A chapter of Kelowna’s farming history has come to a close.
After 27 years in business, Benvoulin Road Strawberries has shuttered its doors to visitors looking to roam their fields and load up on the sweet fruits they
became famous for.
“We are getting older and we thought it was time to retire, so we did,” said the farm’s Linda Coupal.
Closing the u-pick operation after such a long run was a decision that’s left her and her husband with mixed feelings.
“There were a lot of people who supported our business and we got to know them over the years,” she said.
“They started coming here as a couple, then they would have kids and bring them here, and then as they got older, those kids would be here helping their parents.”
There are other aspects to the business she won’t be sad to say goodbye to, however.
“You know, Mother Nature sometimes can be a little harsh,” she said.
Echoing that sentiment, her husband Gabriel said closing down will open up a new avenue of opportunity to enjoy the simpler things in life.
“We are looking to adapting to a life of greater relaxation, leisure and less stress,” he said.
“There’s a lot of stress involved with bringing in a very delicate crop that’s susceptible to all sorts of environmental assaults and challenges. So, for the time being we are enjoying being here and not having to work here.”
News they’d be closing down had already circulated through the farm’s loyal customer base the year before, so there has been little confusion among those who have looked at the fallow fields.
That said, the Coupals said they miss those friendly faces.
“To them, I would like to say thank you so much for your support,” he said, adding that there’s something special about touching three generations of a family’s life.
“We’ve made numerous seasonal friends over the years. We will miss that component of our operation most of all.”
A small patch of fruit remains on the property—saved for family and friends–and those fruits have bloomed earlier than ever before.
Whether that would have meant a bumper crop remains to be seen, however.
Strawberries are the first berries to bloom in the Central Okanagan, and the city can still boast a number of commercial growers.

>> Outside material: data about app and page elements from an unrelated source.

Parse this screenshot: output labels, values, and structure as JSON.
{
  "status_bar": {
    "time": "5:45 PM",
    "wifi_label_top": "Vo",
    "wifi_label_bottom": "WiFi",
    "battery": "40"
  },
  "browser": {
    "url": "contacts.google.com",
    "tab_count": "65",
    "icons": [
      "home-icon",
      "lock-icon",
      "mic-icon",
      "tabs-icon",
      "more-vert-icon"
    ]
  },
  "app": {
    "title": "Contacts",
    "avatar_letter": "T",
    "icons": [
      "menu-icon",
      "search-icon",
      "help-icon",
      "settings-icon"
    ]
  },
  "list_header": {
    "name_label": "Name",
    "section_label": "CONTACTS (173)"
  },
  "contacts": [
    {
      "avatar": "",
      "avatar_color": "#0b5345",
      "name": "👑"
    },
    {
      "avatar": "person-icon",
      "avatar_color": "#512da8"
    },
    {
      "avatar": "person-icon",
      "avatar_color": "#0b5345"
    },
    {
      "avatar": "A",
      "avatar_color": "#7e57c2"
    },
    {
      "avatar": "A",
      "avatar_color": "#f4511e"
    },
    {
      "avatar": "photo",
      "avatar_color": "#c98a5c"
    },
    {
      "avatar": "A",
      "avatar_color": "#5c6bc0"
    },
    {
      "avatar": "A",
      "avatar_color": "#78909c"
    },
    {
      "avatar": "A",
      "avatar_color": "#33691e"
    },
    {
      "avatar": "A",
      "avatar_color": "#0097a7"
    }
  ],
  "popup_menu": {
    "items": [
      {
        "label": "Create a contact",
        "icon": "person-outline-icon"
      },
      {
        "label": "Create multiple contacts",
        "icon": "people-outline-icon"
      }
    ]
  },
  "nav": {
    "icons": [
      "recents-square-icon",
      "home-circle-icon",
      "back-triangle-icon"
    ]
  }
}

Next plants to bear fruit will be raspberries, then cherries, apricots, peaches, plums, nectarines, pears, apples and table grapes.